Figure 19 below depicts an enlarged view of the control inputs originally shown in Figure 14 of section 3.1 of this report which gave the simulation results of successive loop closure control method.

Figure 19: Successive Loop Closure Simulation Results – Control Variables

Note that due to the Zagi’s flying wing configuration, the rudder control surface is nonexistent and thus  throughout the entirety of the simulation. Additionally, it should be noted that the aircraft was undergoing both altitude and course heading commands during the simulation. Thus, elevator and aileron control actuations were both in effect throughout the entirety of the simulation.

 

Analysis of Linear Quadratic Regulator Autopilots in Simulation

Recall the objective of the designed lateral autopilots was to drive course to commanded course. Figure 20 below depicts an enlarged view of course  vs commanded course  originally shown in Figure 15 of section 3.2 of this report which gave the simulation results of the linear quadratic regulator control method.

Figure 20: Linear Quadratic Regulator Simulation Results – Course Command Tracking

Again, note that the aircraft was undergoing both altitude and course heading commands during the simulation. Thus, some of the erratic oscillations (every 20 seconds) in Figure 20 above were a result of the aircraft changing altitude at that point in time.

The design matrices (Q and R) are used as “tuning knobs” for LQR control systems much like PID gains that are tuned in successive loop closure design. Their values are provided in the attached report.

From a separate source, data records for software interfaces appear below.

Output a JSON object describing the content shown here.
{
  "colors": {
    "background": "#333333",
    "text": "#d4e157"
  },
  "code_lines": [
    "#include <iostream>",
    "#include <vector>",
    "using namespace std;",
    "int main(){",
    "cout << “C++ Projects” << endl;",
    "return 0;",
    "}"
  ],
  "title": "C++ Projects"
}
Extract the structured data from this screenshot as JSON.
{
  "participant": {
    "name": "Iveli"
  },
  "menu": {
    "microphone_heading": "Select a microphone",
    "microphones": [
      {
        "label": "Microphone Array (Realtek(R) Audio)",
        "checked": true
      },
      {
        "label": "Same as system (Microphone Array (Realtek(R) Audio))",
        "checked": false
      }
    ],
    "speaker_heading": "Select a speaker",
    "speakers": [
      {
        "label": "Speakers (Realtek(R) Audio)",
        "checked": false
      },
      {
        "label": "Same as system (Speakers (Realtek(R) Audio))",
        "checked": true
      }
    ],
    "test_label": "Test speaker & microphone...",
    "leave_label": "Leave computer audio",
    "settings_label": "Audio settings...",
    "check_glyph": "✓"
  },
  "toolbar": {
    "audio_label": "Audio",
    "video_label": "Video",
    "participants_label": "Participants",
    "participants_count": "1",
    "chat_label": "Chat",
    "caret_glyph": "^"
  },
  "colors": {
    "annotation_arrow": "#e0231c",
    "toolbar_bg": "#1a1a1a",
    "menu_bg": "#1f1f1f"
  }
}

Recall that  for the lateral LQR autopilot. This means that the most heavily penalized or regulated states of the LQR lateral autopilot were the roll angle and the course heading angle. Additionally, note that the most regulated control input was the aileron control surface action. This intuitively makes sense because, as discussed previously, aileron control surfaces are the primary control inputs used to effect an aircraft’s lateral dynamics. The rudder control surface action  does not effect the Zagi aircraft lateral dynamics because, again, it has no rudder.

Recall the objective of the longitudinal autopilot was to drive altitude, h, to commanded altitude hc, and airspeed Va to commanded airspeed Vac. Figure 21 below gives an enlarged view of altitude h vs commanded altitude hc and airspeed Va vs commanded airspeed Vac using the LQR control design method.

Figure 21: Linear Quadratic Regulator Simulation Results – Height/Airspeed Command Tracking

The Q and R matrices designed for the longitudinal autopilot are provided in the attached report.

Figure 22 below depicts an enlarged view of the control inputs originally shown in Figure 15 of section 3.2 of the report which gave the complete simulation results of the LQR control method.

Figure 22: Linear Quadratic Regulator Simulation Results – Control Variables

It is visually easy to see that the LQR autopilot responses given in Figures 20 and 21 are superior to those of the SLC control design in Figures 17 and 18. Additionally, when comparing the control inputs of the SLC and LQR controller designs given in Figures 19 and 22, respectively, it is clear that the LQR controller is much steadier in applying control surface actuations. This is particularly visible in the comparative simulation data for the aileron control surface.